Elusiveness – K.J. Hamler, Penn State
Once K.J. Hamler gets into space, he’s a near-impossible tackle for defenders who can’t match his quickness. Since so few defenders have his agility, his elusiveness will lead to a ton of explosive plays for whichever NFL team drafts him. Honorable Mention: Lynn Bowden Jr.
— Brad Kelly (@BradKelly17) February 6, 2020
Ball Skills – CeeDee Lamb, Alabama
The reason some evaluators have compared CeeDee Lamb to DeAndre Hopkins is because of his ability to adjust his body in the air and extend away from his frame towards the catch point. His ball skills are legitimately special for a wide receiver prospect. Honorable Mention: Tee Higgins.
— NFL Draft Videos (@NFLDraftVideos) February 19, 2020
Stalk Blocking – Antonio Gandy-Golden, Liberty

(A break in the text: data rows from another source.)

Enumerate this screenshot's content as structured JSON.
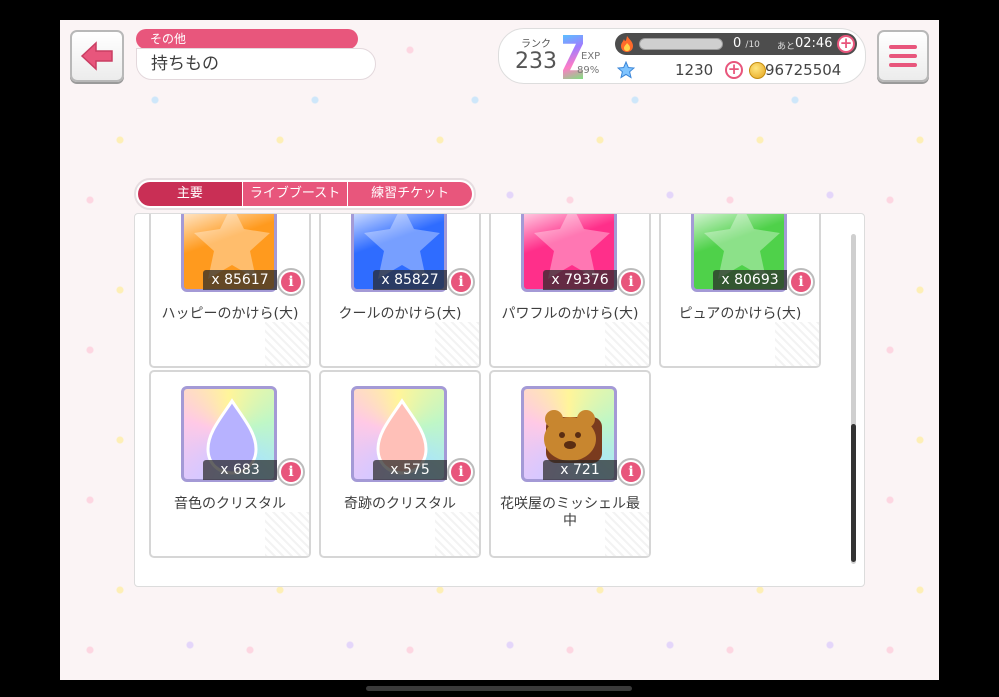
{
  "header": {
    "category": "その他",
    "title": "持ちもの"
  },
  "status": {
    "rank_label": "ランク",
    "rank": "233",
    "exp_label": "EXP",
    "exp_percent": "89%",
    "stamina_current": "0",
    "stamina_max": "/10",
    "stamina_timer_label": "あと",
    "stamina_timer": "02:46",
    "stars": "1230",
    "coins": "96725504",
    "plus_symbol": "+"
  },
  "tabs": [
    {
      "label": "主要",
      "active": true
    },
    {
      "label": "ライブブースト",
      "active": false
    },
    {
      "label": "練習チケット",
      "active": false
    }
  ],
  "items": [
    {
      "name": "ハッピーのかけら(大)",
      "count": "x 85617",
      "icon": "happy-shard-icon",
      "color": "#ff9a1e"
    },
    {
      "name": "クールのかけら(大)",
      "count": "x 85827",
      "icon": "cool-shard-icon",
      "color": "#2f6cff"
    },
    {
      "name": "パワフルのかけら(大)",
      "count": "x 79376",
      "icon": "powerful-shard-icon",
      "color": "#ff2f8a"
    },
    {
      "name": "ピュアのかけら(大)",
      "count": "x 80693",
      "icon": "pure-shard-icon",
      "color": "#4fd14a"
    },
    {
      "name": "音色のクリスタル",
      "count": "x 683",
      "icon": "tone-crystal-icon",
      "color": "#b7b2ff"
    },
    {
      "name": "奇跡のクリスタル",
      "count": "x 575",
      "icon": "miracle-crystal-icon",
      "color": "#ffc0b8"
    },
    {
      "name": "花咲屋のミッシェル最中",
      "count": "x 721",
      "icon": "michelle-monaka-icon",
      "color": "#c8862f"
    }
  ],
  "info_label": "i",
  "colors": {
    "accent": "#e8567c",
    "accent_dark": "#c92f55"
  }
}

Antonio Gandy-Golden’s physical profile leads to impressive potential as a blocker, and his effort results in positive production in that area. His strength along the boundary against smaller defensive backs allows him to create space for ball carriers. Honorable Mention: Binjimen Victor.
Technical Prowess – K.J. Hill, Ohio State
When it comes to all-around technique, K.J. Hill is probably the most refined receiver in the draft class. From a standpoint of route running (both breaks and releases) his hands and his stalk blocking, the redshirt senior is a true student of the game. There’s a reason he’s Ohio State’s all-time leader in receptions. Honorable Mention: Bryan Edwards.
KJ Hill is always open pic.twitter.com/qvXFyHWNce
— Brad Kelly (@BradKelly17) January 24, 2020
Releases / Beating Press Coverage – Justin Jefferson, LSU
While Justin Jefferson played a lot of snaps from the slot and bunch alignments, teams still tried to test him with press coverage. Whenever they did so, his flexibility and length combination allowed him to separate at the line of scrimmage with ease. Honorable Mention: Tyler Johnson.
Whenever teams tried to press point of the bunch, Justin Jefferson torched it. He didn’t take many boundary reps this season, but I don’t have many concerns about his projection there in the NFL. pic.twitter.com/HLZEcrQ8ok
— Brad Kelly (@BradKelly17) February 3, 2020
Power – Jauan Jennings, Tennessee
Jauan Jennings is a bully as both a blocker and ball carrier, which was the main cause of his 30 broken tackles on just 59 receptions during his senior season. That figure led the country among all wide receivers. Honorable Mention: Antonio Gibson.
Jauan Jennings is one of the most physical WR prospects I’ve ever evaluated – violent hand fighting when he’s crowded pic.twitter.com/3CkfYNn9Zi
— Brad Kelly (@BradKelly17) January 21, 2020